ARC Audio 8, Competitor 2
Cooling Design Determines Play Time
Last and certainly not least, we examined the physical design of the amplifiers to evaluate their cooling capabilities. When you drive a subwoofer at high output levels, an amplifier, even as efficient as these, needs to dissipate the heat it generates. The ARC amp uses a small cooling fan that is mounted on the back edge of the amplifier’s vertical heatsink. The fan draws air in from the sides of the amp, then pushes it out the back. There’s a plate behind the finned heatsink that causes the air to flow along the heatsink and out of the amp’s ends to maximize the moving air’s cooling effect.
The competitor amp also has a fan on the side of the amp. It draws air into the case, and it exits out the other side. The airflow path is near the output switching devices but isn’t routed through any part of the heatsink.

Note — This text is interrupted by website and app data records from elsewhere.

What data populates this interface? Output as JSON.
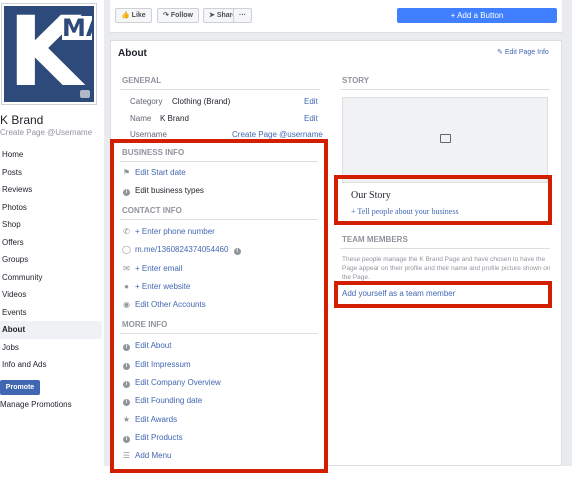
{
  "sidebar": {
    "brand_name": "K Brand",
    "brand_username": "Create Page @Username",
    "logo_letter": "K",
    "logo_side": "MA",
    "items": [
      {
        "label": "Home",
        "active": false
      },
      {
        "label": "Posts",
        "active": false
      },
      {
        "label": "Reviews",
        "active": false
      },
      {
        "label": "Photos",
        "active": false
      },
      {
        "label": "Shop",
        "active": false
      },
      {
        "label": "Offers",
        "active": false
      },
      {
        "label": "Groups",
        "active": false
      },
      {
        "label": "Community",
        "active": false
      },
      {
        "label": "Videos",
        "active": false
      },
      {
        "label": "Events",
        "active": false
      },
      {
        "label": "About",
        "active": true
      },
      {
        "label": "Jobs",
        "active": false
      },
      {
        "label": "Info and Ads",
        "active": false
      }
    ],
    "promote_label": "Promote",
    "manage_promotions": "Manage Promotions"
  },
  "toolbar": {
    "like": "Like",
    "follow": "Follow",
    "share": "Share",
    "more": "···",
    "add_button": "+ Add a Button"
  },
  "about": {
    "title": "About",
    "edit_page_info": "Edit Page Info",
    "general": {
      "heading": "GENERAL",
      "rows": [
        {
          "label": "Category",
          "value": "Clothing (Brand)",
          "action": "Edit"
        },
        {
          "label": "Name",
          "value": "K Brand",
          "action": "Edit"
        },
        {
          "label": "Username",
          "value": "",
          "action": "Create Page @username"
        }
      ]
    },
    "business_info": {
      "heading": "BUSINESS INFO",
      "items": [
        {
          "icon": "flag-icon",
          "text": "Edit Start date"
        },
        {
          "icon": "info-icon",
          "text": "Edit business types"
        }
      ]
    },
    "contact_info": {
      "heading": "CONTACT INFO",
      "items": [
        {
          "icon": "phone-icon",
          "text": "+ Enter phone number"
        },
        {
          "icon": "messenger-icon",
          "text": "m.me/1360824374054460"
        },
        {
          "icon": "email-icon",
          "text": "+ Enter email"
        },
        {
          "icon": "globe-icon",
          "text": "+ Enter website"
        },
        {
          "icon": "accounts-icon",
          "text": "Edit Other Accounts"
        }
      ]
    },
    "more_info": {
      "heading": "MORE INFO",
      "items": [
        {
          "icon": "info-icon",
          "text": "Edit About"
        },
        {
          "icon": "info-icon",
          "text": "Edit Impressum"
        },
        {
          "icon": "info-icon",
          "text": "Edit Company Overview"
        },
        {
          "icon": "info-icon",
          "text": "Edit Founding date"
        },
        {
          "icon": "trophy-icon",
          "text": "Edit Awards"
        },
        {
          "icon": "info-icon",
          "text": "Edit Products"
        },
        {
          "icon": "menu-icon",
          "text": "Add Menu"
        }
      ]
    }
  },
  "story": {
    "heading": "STORY",
    "title": "Our Story",
    "link": "+ Tell people about your business"
  },
  "team": {
    "heading": "TEAM MEMBERS",
    "description": "These people manage the K Brand Page and have chosen to have the Page appear on their profile and their name and profile picture shown on the Page.",
    "add_link": "Add yourself as a team member"
  },
  "colors": {
    "highlight": "#d11f00",
    "link": "#4267b2",
    "button": "#4080ff",
    "brand_blue": "#2e4a7a"
  }
}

We let each amp play at its maximum output level for a few minutes. The ARC reached 140 degrees Fahrenheit (60 degrees Celsius), and the competitor was a mind-blowing 204.8 degrees Fahrenheit (96 degrees Celsius) in less than three minutes. The chances of this high-power amp overheating due to the heatsink’s small size is a serious concern.
A look inside the XDi amp showed temperature sensors near the output switching devices and the power supply transformer. We couldn’t find any temperature sensing in the competitor amplifier.

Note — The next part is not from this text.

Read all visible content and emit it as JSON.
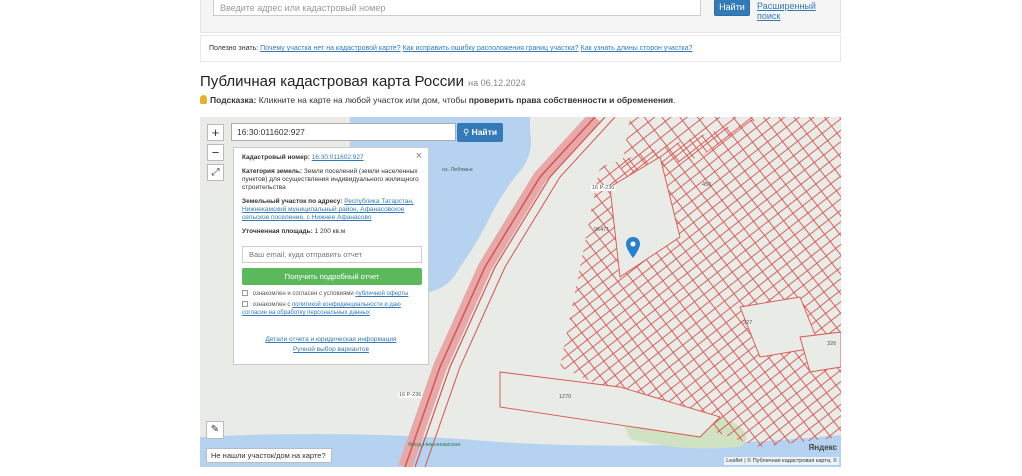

A microprocessor controls the fan in the ARC Audio amp. The fan goes to full speed when the amp gets hot and continues to run until it is cool. On the competitor amp, the fan speed seems related to the power being produced by the amp. If you get the amp hot then turn the signal down, the fan slows down. That doesn’t make any sense.
ARC Audio 9, Competitor 2
Factory Stereo Integration Features
If you’re hoping to add one of these amplifiers to the factory-installed radio in your car or truck, then the ARC will be the best choice. The XDi has automatic turn-on detection so that the amp will turn itself on when you turn on the radio. Likewise, it includes a pair of RCA adapter pigtails that can be connected to the speaker wires from the radio or amp to provide a signal. The competitor amp will need an external line-level converter that includes a remote turn-on output.
ARC Audio 10, Competitor 2
Remote Level Control
The XDi 650.1 includes a remote level control. The other amp doesn’t, and we didn’t see a part number listed in the owner’s manual or on the product page on their website.
ARC Audio 11, Competitor 2
Upgrade Your Stereo with a Quality Subwoofer
As we said at the beginning, the right choice of amplifiers for you depends on your application. If all that matters is a three-second burp at an SPL contest, then the choice is crystal clear. If you’re shopping for an amplifier that will sound good and continue to play for hours and hours, the information provided above should make your choice obvious.
It was purely chance that we pitted these two amplifiers against each other. In terms of power, no, these weren’t equal. With that said, ARC has two larger amplifiers in the X2 family (which replaced XDi). There’s the 1,100-watt X2 1100.1 and the monster X2 2500.1 2,500-watt unit. Both of those amps share the same basic design as the XDi family but add a few more features and updated circuitry.
If the power ratings on an amplifier you’re considering seem too good to be true, if the heatsink is tiny or the price seems like too much of a bargain, chances are you’re going to be missing out on some critical features or performance factors. The best amp isn’t always the one that makes the most power.